- TASK GOAL -
Copy every line of the following data that includes the string "true".

Page and application data records:
>>>>>
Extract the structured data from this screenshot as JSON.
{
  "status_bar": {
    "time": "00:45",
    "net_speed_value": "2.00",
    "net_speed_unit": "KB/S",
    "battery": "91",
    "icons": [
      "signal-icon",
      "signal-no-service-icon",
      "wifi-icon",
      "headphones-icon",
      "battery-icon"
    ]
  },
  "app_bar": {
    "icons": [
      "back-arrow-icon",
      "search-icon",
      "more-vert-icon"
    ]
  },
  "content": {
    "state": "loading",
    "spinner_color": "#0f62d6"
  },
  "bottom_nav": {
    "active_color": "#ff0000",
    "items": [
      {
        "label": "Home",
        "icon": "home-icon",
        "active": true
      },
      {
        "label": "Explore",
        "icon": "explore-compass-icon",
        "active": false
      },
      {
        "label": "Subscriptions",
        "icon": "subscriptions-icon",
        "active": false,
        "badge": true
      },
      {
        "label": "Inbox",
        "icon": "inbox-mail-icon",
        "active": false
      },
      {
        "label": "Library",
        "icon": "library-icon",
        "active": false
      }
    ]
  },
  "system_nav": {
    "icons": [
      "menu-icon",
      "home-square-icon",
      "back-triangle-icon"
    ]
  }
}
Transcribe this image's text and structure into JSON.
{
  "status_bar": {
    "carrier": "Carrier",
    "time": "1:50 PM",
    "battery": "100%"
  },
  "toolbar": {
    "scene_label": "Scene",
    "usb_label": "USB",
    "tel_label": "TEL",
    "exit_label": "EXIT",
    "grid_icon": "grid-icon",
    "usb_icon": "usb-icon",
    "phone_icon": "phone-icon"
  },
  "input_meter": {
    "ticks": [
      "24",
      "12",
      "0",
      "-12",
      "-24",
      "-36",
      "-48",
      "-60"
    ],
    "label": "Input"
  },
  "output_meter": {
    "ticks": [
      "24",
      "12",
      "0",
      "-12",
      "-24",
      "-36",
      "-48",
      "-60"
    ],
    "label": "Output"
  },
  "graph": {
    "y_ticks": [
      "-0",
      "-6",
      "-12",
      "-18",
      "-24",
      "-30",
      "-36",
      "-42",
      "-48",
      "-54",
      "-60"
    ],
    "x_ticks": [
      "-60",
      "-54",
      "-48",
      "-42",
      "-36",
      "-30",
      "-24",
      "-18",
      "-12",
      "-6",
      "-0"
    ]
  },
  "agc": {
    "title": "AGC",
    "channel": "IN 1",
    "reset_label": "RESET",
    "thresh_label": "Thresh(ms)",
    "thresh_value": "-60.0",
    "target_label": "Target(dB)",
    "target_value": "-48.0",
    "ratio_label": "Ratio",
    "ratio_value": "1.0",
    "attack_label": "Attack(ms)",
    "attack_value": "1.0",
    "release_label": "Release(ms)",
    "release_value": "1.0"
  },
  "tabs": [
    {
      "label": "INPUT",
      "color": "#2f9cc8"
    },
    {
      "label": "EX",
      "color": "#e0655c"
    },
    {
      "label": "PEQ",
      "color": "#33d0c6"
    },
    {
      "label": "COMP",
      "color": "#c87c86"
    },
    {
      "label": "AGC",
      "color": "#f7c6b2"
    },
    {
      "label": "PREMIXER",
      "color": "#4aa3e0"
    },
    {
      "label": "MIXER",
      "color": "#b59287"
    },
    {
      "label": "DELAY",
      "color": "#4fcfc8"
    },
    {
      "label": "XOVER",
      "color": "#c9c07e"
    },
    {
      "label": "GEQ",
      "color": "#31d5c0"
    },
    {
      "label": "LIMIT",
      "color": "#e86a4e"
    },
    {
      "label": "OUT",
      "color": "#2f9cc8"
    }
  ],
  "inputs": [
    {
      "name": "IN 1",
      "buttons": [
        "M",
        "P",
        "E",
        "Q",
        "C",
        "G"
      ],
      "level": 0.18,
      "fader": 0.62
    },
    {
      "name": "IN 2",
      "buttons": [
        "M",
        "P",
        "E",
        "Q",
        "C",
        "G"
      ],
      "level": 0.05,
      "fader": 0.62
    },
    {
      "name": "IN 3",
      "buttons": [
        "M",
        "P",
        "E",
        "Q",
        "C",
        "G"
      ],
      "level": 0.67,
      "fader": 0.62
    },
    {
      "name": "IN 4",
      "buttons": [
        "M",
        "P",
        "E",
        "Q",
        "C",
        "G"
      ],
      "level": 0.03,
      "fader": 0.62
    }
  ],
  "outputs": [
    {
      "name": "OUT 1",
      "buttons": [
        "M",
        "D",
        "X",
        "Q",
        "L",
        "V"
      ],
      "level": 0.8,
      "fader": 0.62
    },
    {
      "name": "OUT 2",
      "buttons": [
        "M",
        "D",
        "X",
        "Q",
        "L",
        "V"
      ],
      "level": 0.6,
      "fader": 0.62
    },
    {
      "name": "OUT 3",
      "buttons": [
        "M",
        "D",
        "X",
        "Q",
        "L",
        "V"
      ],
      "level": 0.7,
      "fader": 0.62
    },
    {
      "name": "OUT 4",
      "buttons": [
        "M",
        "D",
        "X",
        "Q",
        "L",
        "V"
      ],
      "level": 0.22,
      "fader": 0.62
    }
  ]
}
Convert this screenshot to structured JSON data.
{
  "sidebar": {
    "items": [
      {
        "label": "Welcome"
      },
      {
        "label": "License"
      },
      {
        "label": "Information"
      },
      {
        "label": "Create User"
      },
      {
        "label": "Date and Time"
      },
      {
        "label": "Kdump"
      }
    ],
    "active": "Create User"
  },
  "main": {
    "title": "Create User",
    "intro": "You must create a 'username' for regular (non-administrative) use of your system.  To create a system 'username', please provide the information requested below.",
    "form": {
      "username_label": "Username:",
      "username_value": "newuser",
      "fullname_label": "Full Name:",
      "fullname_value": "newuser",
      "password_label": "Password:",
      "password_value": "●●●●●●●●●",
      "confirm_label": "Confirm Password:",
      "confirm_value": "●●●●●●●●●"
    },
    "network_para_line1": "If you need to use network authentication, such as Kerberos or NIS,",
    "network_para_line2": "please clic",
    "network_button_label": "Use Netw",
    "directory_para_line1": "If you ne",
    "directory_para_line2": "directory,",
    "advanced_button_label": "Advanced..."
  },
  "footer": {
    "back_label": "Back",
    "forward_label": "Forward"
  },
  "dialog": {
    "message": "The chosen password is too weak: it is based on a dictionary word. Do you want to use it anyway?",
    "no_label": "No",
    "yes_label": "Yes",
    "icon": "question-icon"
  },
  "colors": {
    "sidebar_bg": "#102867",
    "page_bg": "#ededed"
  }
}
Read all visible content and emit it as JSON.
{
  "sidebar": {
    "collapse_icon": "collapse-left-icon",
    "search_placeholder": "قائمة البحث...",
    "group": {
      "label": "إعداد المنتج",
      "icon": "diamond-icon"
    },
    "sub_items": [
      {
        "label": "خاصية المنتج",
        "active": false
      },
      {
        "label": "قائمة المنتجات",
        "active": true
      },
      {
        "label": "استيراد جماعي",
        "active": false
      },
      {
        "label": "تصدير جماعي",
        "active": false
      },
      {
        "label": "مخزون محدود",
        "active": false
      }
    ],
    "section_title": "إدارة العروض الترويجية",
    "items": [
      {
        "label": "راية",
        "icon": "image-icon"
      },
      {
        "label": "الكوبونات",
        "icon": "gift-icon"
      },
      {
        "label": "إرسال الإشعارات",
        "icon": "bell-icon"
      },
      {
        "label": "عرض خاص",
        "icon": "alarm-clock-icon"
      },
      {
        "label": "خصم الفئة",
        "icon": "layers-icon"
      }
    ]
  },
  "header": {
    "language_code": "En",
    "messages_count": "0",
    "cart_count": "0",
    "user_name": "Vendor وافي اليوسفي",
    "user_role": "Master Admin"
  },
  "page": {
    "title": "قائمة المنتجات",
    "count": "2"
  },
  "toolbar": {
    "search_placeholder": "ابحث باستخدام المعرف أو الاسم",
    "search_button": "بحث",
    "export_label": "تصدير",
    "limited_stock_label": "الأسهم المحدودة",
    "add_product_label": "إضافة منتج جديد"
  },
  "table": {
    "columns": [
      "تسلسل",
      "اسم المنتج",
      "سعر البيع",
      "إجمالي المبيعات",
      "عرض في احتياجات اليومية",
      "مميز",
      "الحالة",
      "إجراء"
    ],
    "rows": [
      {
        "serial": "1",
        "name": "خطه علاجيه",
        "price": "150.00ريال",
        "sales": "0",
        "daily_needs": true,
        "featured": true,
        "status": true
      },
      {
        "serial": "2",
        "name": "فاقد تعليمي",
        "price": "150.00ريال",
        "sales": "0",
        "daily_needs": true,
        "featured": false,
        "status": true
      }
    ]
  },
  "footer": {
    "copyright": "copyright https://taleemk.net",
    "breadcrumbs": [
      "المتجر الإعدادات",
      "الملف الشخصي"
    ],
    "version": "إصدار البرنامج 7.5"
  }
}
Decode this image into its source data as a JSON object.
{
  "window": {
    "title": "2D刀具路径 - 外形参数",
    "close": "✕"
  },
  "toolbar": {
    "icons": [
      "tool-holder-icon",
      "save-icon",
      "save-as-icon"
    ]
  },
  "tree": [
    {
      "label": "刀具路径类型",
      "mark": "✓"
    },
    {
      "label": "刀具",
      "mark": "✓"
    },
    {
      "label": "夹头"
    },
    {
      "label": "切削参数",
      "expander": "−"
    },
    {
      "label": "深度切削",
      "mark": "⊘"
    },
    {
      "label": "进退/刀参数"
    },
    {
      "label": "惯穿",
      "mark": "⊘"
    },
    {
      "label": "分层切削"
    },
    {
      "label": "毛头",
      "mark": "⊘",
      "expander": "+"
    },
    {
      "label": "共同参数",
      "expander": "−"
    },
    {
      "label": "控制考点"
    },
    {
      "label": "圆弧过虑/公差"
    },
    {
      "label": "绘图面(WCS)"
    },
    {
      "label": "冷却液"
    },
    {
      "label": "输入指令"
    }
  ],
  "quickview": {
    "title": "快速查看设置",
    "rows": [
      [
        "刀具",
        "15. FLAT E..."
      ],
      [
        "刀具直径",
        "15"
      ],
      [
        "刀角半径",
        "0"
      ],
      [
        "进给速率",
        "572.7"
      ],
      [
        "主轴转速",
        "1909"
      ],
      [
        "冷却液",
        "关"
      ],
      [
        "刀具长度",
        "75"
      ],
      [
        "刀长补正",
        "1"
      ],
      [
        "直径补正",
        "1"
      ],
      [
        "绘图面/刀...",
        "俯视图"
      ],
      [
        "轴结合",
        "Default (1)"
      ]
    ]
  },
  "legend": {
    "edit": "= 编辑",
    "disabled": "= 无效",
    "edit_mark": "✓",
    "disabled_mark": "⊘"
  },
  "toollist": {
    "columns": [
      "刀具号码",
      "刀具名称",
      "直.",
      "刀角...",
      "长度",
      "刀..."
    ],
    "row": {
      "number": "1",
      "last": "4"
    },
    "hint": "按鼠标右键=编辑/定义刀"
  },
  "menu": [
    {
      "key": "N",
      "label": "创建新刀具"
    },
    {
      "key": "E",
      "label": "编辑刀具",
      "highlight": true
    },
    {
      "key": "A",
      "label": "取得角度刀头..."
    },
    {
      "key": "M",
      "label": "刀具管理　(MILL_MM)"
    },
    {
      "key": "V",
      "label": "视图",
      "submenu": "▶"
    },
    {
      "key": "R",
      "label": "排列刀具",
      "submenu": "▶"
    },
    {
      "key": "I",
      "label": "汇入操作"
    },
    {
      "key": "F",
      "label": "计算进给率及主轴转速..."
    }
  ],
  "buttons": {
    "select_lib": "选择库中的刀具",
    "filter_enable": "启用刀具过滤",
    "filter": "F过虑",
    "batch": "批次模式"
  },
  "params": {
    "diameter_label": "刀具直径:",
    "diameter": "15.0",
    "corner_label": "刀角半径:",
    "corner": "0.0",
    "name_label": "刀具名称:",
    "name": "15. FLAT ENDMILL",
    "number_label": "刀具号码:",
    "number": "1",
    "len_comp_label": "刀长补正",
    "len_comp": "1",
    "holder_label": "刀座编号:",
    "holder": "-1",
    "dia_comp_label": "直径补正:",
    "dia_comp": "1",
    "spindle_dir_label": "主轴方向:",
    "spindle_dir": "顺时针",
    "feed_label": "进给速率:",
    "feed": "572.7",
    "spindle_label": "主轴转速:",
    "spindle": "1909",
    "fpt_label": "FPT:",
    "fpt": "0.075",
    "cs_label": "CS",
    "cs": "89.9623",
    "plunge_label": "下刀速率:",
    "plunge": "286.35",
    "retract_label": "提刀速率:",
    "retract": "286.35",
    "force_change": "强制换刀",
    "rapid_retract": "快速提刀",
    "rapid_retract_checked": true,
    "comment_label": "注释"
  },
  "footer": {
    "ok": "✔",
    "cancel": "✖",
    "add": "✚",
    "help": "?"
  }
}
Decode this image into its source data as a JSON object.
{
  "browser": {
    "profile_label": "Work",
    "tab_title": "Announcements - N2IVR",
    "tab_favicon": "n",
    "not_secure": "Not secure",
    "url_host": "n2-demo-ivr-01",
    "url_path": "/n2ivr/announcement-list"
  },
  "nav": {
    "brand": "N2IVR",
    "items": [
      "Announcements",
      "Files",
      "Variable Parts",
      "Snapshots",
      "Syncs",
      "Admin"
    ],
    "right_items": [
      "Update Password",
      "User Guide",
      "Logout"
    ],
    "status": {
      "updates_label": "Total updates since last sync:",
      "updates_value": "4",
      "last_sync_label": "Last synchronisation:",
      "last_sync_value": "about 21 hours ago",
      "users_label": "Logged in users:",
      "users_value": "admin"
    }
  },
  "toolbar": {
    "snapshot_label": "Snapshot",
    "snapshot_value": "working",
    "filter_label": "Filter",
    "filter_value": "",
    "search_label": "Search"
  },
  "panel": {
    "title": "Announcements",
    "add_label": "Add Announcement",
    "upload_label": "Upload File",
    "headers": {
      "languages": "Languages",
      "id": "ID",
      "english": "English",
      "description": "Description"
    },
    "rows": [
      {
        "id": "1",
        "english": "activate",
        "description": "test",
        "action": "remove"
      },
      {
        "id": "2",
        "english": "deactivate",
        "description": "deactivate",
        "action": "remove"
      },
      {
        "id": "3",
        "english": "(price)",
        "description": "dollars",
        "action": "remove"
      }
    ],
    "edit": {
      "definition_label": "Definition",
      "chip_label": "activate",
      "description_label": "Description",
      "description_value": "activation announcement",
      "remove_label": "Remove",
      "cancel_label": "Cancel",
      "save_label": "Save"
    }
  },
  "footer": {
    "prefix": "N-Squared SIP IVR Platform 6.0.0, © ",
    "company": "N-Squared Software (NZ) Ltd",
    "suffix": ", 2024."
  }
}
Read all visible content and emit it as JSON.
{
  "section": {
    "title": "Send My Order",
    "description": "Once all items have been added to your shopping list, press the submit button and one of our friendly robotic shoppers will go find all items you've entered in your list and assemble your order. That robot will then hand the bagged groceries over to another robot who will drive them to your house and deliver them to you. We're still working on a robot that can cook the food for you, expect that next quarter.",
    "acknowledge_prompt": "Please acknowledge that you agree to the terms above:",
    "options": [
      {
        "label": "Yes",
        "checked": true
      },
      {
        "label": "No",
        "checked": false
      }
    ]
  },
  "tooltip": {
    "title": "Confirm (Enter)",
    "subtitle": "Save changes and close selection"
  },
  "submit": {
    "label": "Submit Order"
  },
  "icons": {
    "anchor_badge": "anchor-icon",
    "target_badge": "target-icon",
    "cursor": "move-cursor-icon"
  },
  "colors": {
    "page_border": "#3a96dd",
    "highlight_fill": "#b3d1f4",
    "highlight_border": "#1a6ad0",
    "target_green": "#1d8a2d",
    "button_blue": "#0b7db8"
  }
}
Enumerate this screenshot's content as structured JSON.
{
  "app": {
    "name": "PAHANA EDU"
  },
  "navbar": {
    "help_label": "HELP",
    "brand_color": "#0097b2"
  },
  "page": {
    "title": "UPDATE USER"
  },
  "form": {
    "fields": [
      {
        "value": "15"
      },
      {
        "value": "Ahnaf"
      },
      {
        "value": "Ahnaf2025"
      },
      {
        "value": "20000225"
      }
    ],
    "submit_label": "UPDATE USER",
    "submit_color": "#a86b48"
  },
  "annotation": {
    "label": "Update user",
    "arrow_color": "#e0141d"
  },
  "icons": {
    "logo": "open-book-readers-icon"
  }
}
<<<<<
- TASK OUTPUT -
        "active": true
        "badge": true
        "active": true
        "daily_needs": true,
        "featured": true,
        "status": true
        "daily_needs": true,
        "status": true
      "highlight": true
    "rapid_retract_checked": true,
        "checked": true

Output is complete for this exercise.